Shakespeare was among the first to contemplate this peculiar and contradictory condition of dawning modernity and its order of mercantile and banking rulership. The portrayal of Lady Macbeth as a woman who has given suck and is yet capable of plotting a cold-blooded murder is far from spurious. Though the Macbeths hail from rural Scotland, which was yet to join the new world order of bankers and merchants, their very backwardness proved a potent measuring tool of the damage the new order inflicted on old Christian virtue. Lady Macbeth is progressive by all critical accounts, and obviously well versed in the new mercantile symbolic order. She invokes the very image of the virtue of caritas even as she plots the murder of the old Christian King Duncan. Shakespeare was an allegorical thinker. His portraits are seldom simple individuals and always larger figures for the conditions of the times. His plays are prophetic allegorical sketches of the modern and postmodern condition of humanity, which is fettered by the order of banking and mercantilism that replaced the old rulership by the sacred body of a Christian head.
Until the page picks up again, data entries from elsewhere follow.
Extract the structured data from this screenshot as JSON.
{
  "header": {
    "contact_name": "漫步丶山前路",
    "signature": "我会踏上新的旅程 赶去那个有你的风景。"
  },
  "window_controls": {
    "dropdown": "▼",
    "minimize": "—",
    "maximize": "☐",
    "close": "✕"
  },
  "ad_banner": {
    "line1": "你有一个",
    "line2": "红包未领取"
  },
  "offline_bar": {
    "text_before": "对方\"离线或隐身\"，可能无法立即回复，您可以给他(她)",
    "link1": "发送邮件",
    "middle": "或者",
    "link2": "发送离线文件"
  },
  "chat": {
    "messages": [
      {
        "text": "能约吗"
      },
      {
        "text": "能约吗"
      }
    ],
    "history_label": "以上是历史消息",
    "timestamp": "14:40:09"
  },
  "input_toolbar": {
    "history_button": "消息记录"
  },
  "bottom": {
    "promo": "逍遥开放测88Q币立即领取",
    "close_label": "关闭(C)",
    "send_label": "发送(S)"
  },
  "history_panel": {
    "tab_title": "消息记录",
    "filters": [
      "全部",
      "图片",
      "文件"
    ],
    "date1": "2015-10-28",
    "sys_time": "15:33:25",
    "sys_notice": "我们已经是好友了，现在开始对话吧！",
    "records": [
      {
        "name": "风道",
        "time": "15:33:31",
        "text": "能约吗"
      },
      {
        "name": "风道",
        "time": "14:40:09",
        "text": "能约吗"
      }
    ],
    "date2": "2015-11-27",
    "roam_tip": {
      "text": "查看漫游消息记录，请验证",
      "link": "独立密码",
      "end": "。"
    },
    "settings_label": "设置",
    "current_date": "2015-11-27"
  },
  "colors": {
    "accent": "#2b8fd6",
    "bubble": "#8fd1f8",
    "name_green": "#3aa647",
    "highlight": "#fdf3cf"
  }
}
In true Christianity, the crown is worn by the child that was sacrificed in order to redeem the source of all sin, the flesh under the Edeitic curse of its instinctive desires. Only then does the mother receive her crown from Him. The mercantile allegory appears to reverse this process, also called the Second Creation, the “milk of human kindness,” and revert to the order of creation under original sin. When Lady Macbeth fears her husband’s weakness and calls him “too full of the milk of human kindness,” she is in fact referring to true Caritas, the kind that attaches to the Ghost returning from the grave, the Holy Ghost indwelling every Christian mind, which is both the source and true suckling on the breast of true Caritas. In the context of Lady Macbeth’s symbolic universe “the milk of human kindness” is precisely NOT the same as the real milk of the breast she has given, but the kind that causes a remorseful Macbeth to see the ghosts of his victims.
hit hungry eyes and bounce back to lend fake diamonds
an empty shine, illusions of love
rehearsed, sighed, feigned and faked through countless hours of laborious repetitions and
deadening to sense and faculty and living harmonies of mind and heart, music that’s dug deep scars in the mind like thousand jelly-fish stings immunizing the mind to its fresh beauty; rehearsals, repetitions,
illusions, delusions, perfection
won with oceans of pain & loss
None more devastating than the cancellation of the premiere,
encores postponed indefinitely
just the dread night of failure ahead
success denied, the one saving grace, the heart blow that could have reanimated the heavy limbs and given it precious glorious life back
withheld, indefinitely, taken
like a writer whose manuscript has been relegated to the dustbins of printing warehouses and grey offices that never see sunlight